Once the floor was cleaned, we found several black stains at various places. Mr. James happened to visit, and we asked if he knew what caused the stains. He reminded us that the Black Range newspaper had been printed up stairs, and it was his opinion that ink pots spilled upstairs had seeped through cracks to the down stairs. When we checked the black stains upstairs, they correlated with those downstairs, so we did not attempt to remove the stains.

With the building straightened up, cleaned, painted, windows replaced, and items of merchandise cleaned and refurbished, we were ready to put the items back in place. This was the fun part. As the items went back on the shelves we began to realize what a treasure this truly was, a real ‘old time Mercantile’ right here in Chloride. When we began putting the tools back on the shelves, we realized it would be difficult to see them, so we decided to leave the rear shelving out, and instead hang the tools on the walls so they could be seen easily.

In 1997 the pioneer store was finally ready to open to the public as the Pioneer Store Museum.

Excerpts from
As told by the ‘Old Timers’ of Chloride
by: Donald R. Edmund

Pictures Inside the Present Day Pioneer Store Museum

US Post Office Front Counter

Tools Display

a real ‘old time Mercantile’

A Special Tribute to Cassie Hobbs

A Special Tribute to Raymond Schmidt
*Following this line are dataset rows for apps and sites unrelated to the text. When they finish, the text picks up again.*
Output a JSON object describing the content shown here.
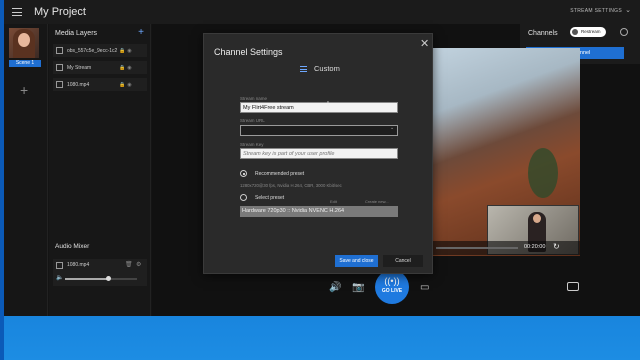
{
  "app": {
    "title": "My Project",
    "stream_settings": "STREAM SETTINGS"
  },
  "scenes": {
    "items": [
      {
        "label": "Scene 1"
      }
    ],
    "add": "+"
  },
  "media_layers": {
    "title": "Media Layers",
    "add": "+",
    "items": [
      {
        "name": "obs_557c5e_9ecc-1c2..."
      },
      {
        "name": "My Stream"
      },
      {
        "name": "1080.mp4"
      }
    ]
  },
  "audio_mixer": {
    "title": "Audio Mixer",
    "items": [
      {
        "name": "1080.mp4",
        "volume": 0.6
      }
    ]
  },
  "channels": {
    "title": "Channels",
    "badge": "Restream",
    "add_button": "Add channel"
  },
  "preview": {
    "time": "00:20:00",
    "progress": 0.0
  },
  "controls": {
    "go_live": "GO LIVE"
  },
  "dialog": {
    "title": "Channel Settings",
    "subtitle": "Custom",
    "stream_name_label": "Stream name",
    "stream_name_value": "My Flirt4Free stream",
    "stream_url_label": "Stream URL",
    "stream_url_value": "",
    "stream_key_label": "Stream Key",
    "stream_key_placeholder": "Stream key is part of your user profile",
    "recommended_label": "Recommended preset",
    "recommended_desc": "1280x720@30 fps, Nvidia H.264, CBR, 3000 Kbit/sec",
    "select_label": "Select preset",
    "col_edit": "Edit",
    "col_create": "Create new...",
    "preset_value": "Hardware 720p30 :: Nvidia NVENC H.264",
    "save_button": "Save and close",
    "cancel_button": "Cancel",
    "recommended_selected": true
  },
  "colors": {
    "accent": "#1f6fd2",
    "app_bg": "#141414",
    "dialog_bg": "#2a2a2a"
  },
  "icons": [
    "menu-icon",
    "plus-icon",
    "lock-icon",
    "eye-icon",
    "gear-icon",
    "speaker-icon",
    "camera-icon",
    "broadcast-icon",
    "chat-icon",
    "close-icon",
    "sliders-icon",
    "loop-icon",
    "chevron-down-icon"
  ]
}
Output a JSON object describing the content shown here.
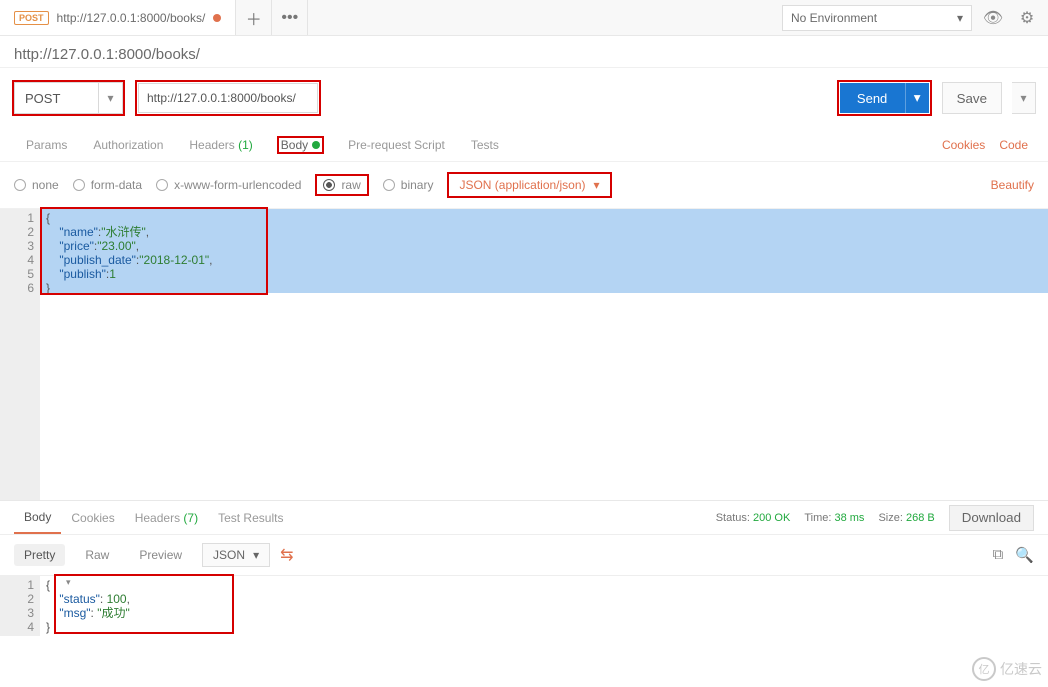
{
  "top": {
    "tab_method": "POST",
    "tab_title": "http://127.0.0.1:8000/books/",
    "env_label": "No Environment"
  },
  "header": {
    "title": "http://127.0.0.1:8000/books/"
  },
  "request": {
    "method": "POST",
    "url": "http://127.0.0.1:8000/books/",
    "send_label": "Send",
    "save_label": "Save"
  },
  "tabs": {
    "params": "Params",
    "authorization": "Authorization",
    "headers": "Headers",
    "headers_count": "(1)",
    "body": "Body",
    "prerequest": "Pre-request Script",
    "tests": "Tests",
    "cookies": "Cookies",
    "code": "Code"
  },
  "body_types": {
    "none": "none",
    "form_data": "form-data",
    "xwww": "x-www-form-urlencoded",
    "raw": "raw",
    "binary": "binary",
    "json_type": "JSON (application/json)",
    "beautify": "Beautify"
  },
  "request_body": {
    "raw_text": "{\n    \"name\":\"水浒传\",\n    \"price\":\"23.00\",\n    \"publish_date\":\"2018-12-01\",\n    \"publish\":1\n}",
    "lines": [
      "1",
      "2",
      "3",
      "4",
      "5",
      "6"
    ],
    "tokens": [
      [
        {
          "t": "p",
          "v": "{"
        }
      ],
      [
        {
          "t": "p",
          "v": "    "
        },
        {
          "t": "k",
          "v": "\"name\""
        },
        {
          "t": "p",
          "v": ":"
        },
        {
          "t": "s",
          "v": "\"水浒传\""
        },
        {
          "t": "p",
          "v": ","
        }
      ],
      [
        {
          "t": "p",
          "v": "    "
        },
        {
          "t": "k",
          "v": "\"price\""
        },
        {
          "t": "p",
          "v": ":"
        },
        {
          "t": "s",
          "v": "\"23.00\""
        },
        {
          "t": "p",
          "v": ","
        }
      ],
      [
        {
          "t": "p",
          "v": "    "
        },
        {
          "t": "k",
          "v": "\"publish_date\""
        },
        {
          "t": "p",
          "v": ":"
        },
        {
          "t": "s",
          "v": "\"2018-12-01\""
        },
        {
          "t": "p",
          "v": ","
        }
      ],
      [
        {
          "t": "p",
          "v": "    "
        },
        {
          "t": "k",
          "v": "\"publish\""
        },
        {
          "t": "p",
          "v": ":"
        },
        {
          "t": "n",
          "v": "1"
        }
      ],
      [
        {
          "t": "p",
          "v": "}"
        }
      ]
    ]
  },
  "response_tabs": {
    "body": "Body",
    "cookies": "Cookies",
    "headers": "Headers",
    "headers_count": "(7)",
    "test_results": "Test Results"
  },
  "response_meta": {
    "status_label": "Status:",
    "status_value": "200 OK",
    "time_label": "Time:",
    "time_value": "38 ms",
    "size_label": "Size:",
    "size_value": "268 B",
    "download": "Download"
  },
  "response_view": {
    "pretty": "Pretty",
    "raw": "Raw",
    "preview": "Preview",
    "format": "JSON"
  },
  "response_body": {
    "raw_text": "{\n    \"status\": 100,\n    \"msg\": \"成功\"\n}",
    "lines": [
      "1",
      "2",
      "3",
      "4"
    ],
    "tokens": [
      [
        {
          "t": "p",
          "v": "{"
        }
      ],
      [
        {
          "t": "p",
          "v": "    "
        },
        {
          "t": "k",
          "v": "\"status\""
        },
        {
          "t": "p",
          "v": ": "
        },
        {
          "t": "n",
          "v": "100"
        },
        {
          "t": "p",
          "v": ","
        }
      ],
      [
        {
          "t": "p",
          "v": "    "
        },
        {
          "t": "k",
          "v": "\"msg\""
        },
        {
          "t": "p",
          "v": ": "
        },
        {
          "t": "s",
          "v": "\"成功\""
        }
      ],
      [
        {
          "t": "p",
          "v": "}"
        }
      ]
    ]
  },
  "watermark": "亿速云"
}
Your visit includes a guided tour through history by the owners: Don Edmund, Dona Edmund, or Linda Turner.